Challenges at weaning can have a long-term effect on calf productivity. Therefore, it is critical to have a good transition from the field to the feedlot, so to speak. Chief among the challenges faced when weaning calves is stress.
There are four different stressors on calves: physical, environmental, immunological and — you can argue this point — psychological.
During the weaning process, stressors all become largely intertwined. If we think about the history of beef cattle production, there was a time when it was commonplace to “wean calves on the truck.” In this scenario, calves would be removed from the dam, possibly (hopefully!) vaccinated and processed, weighed, and loaded on a truck to be shipped to the feedlot ... all the same day. That practice has become less common because we know that stress can increase calf morbidity (i.e. animals become susceptible to sickness).
Sickness results in reduced feed intake, then gains are affected and so on. It is a downward spiral.
The good news is that we can manage calves in a way to reduce stress and sickness and improve overall productivity.
Physical stress has to do with changes in the calves’ environment as we wean and then ship them or move them to a finishing barn. There is little we can do about the physical location if we have to move those cattle. However, we can control the environment around a calf by introducing feed and water at the home farm and keeping receiving pens distanced from feed sheds or other areas of heavy human traffic. The idea here is to introduce the novel things (the feed and automatic water, for example) while the calf is in a familiar environment — the home farm.
Another practice to help reduce stress is vaccinating and castrating calves on the home farm. If possible, get the booster in at the home farm too. Doing so enables calves to mount a response to those vaccinations in an environment or location that is familiar. The theory here is that calves will mount a better response and thus not be as likely to get sick later in life. The research around this topic is currently a bit more controversial. However, the most controversial topic when we talk about stress is perhaps the psychological stress.
One might argue with me that we are anthropomorphizing the calf by admitting there may be “psychological” stressors on it. However, if we look at the data on two-stage weaning practices, like fence-line weaning or the use of nosers, the reason that those practices evolved is because we noted that calves that were weaned on the home farm, with fence-line or nose-ring weaners, bawled less and walked less when they got to the feedlot. They weren’t looking for mom.
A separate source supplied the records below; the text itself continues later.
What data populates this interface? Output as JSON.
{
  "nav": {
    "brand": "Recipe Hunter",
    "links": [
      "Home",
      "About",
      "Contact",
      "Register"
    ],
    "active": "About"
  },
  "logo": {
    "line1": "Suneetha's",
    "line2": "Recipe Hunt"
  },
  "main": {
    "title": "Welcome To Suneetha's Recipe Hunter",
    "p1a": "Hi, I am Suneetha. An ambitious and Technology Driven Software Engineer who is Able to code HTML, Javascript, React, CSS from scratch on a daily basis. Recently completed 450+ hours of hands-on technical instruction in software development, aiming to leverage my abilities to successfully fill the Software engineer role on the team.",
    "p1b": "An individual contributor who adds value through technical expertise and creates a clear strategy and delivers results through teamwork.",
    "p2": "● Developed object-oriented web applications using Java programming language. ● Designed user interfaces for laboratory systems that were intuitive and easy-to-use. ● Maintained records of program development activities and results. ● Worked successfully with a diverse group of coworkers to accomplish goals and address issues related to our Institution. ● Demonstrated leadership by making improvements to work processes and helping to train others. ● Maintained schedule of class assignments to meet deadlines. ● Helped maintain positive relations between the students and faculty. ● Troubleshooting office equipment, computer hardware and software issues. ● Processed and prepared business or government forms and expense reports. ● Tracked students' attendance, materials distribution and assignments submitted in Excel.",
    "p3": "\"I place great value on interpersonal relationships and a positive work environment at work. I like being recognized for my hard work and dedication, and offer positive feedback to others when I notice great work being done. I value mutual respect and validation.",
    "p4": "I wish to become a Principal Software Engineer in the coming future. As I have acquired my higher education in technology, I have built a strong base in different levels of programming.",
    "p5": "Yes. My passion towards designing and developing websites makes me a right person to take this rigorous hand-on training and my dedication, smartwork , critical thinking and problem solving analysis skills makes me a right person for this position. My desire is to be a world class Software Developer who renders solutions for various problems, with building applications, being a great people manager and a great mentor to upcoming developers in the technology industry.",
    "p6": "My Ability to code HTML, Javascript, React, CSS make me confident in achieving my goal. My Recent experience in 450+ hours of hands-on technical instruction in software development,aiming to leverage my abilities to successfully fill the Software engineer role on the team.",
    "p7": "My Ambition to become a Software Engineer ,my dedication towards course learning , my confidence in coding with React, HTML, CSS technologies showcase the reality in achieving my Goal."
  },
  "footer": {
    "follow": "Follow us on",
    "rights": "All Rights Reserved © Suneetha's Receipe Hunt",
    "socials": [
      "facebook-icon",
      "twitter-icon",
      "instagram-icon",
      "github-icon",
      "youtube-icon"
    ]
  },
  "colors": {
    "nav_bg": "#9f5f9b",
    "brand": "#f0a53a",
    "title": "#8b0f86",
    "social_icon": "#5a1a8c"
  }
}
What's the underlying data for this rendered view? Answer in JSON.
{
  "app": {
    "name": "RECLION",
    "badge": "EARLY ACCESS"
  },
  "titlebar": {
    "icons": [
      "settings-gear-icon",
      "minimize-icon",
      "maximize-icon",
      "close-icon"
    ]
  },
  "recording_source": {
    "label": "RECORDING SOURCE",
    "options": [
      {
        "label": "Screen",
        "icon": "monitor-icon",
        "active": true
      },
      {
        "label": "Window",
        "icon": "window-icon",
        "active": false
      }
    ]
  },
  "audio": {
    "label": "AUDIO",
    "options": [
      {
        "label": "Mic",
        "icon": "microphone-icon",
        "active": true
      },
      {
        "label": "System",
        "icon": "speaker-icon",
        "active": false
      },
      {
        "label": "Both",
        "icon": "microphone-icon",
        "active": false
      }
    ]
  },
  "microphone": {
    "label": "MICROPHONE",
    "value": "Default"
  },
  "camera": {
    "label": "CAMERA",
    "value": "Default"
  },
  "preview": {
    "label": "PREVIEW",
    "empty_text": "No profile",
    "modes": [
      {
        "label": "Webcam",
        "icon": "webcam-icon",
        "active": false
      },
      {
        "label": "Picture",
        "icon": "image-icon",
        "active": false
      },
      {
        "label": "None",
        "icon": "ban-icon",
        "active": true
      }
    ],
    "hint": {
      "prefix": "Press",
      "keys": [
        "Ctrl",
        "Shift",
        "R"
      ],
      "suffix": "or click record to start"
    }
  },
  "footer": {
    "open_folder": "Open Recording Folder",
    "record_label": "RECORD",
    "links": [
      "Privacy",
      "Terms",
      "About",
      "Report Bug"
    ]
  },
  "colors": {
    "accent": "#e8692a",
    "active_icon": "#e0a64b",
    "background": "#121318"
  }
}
This early benefit, at weaning, can have long-term effects on that calf’s productivity. And, the good news is, this particular stressor is quite possibly one of the easiest ones to reduce.
One option to consider is coupling vaccinations with the use of nosers. In this scenario, the vaccinations and/or castrations are done when you bring calves in to put the nosers in initially. This then gives them four to seven days back out with the dam to heal and mount an adequate response to the vaccine, while still decreasing the number of times you have to run calves through the chute.
Two-stage weaning and vaccination/castration cattle prior to sale/weaning are two of the cheapest and easiest management practices to implement. The benefits are so clear that there are now sale barn programs that will pay a “preconditioned” premium for calves that come to the sale vaccinated and weaned for at least 45 days.
The moral of this story is that stress reduces intake and gains of newly weaned calves, whether you are keeping them at the home farm or selling them. There are several management practices we can employ to reduce stressors and improve profitability long term. It is becoming far less common to wean “on the truck.” In fact, recent reports have estimated that only about 50% of calves are being weaned “on the truck.” Over half the cattle in the U.S. now are going through some kind of reduced stress or gentle weaning practice. What will work in your operation?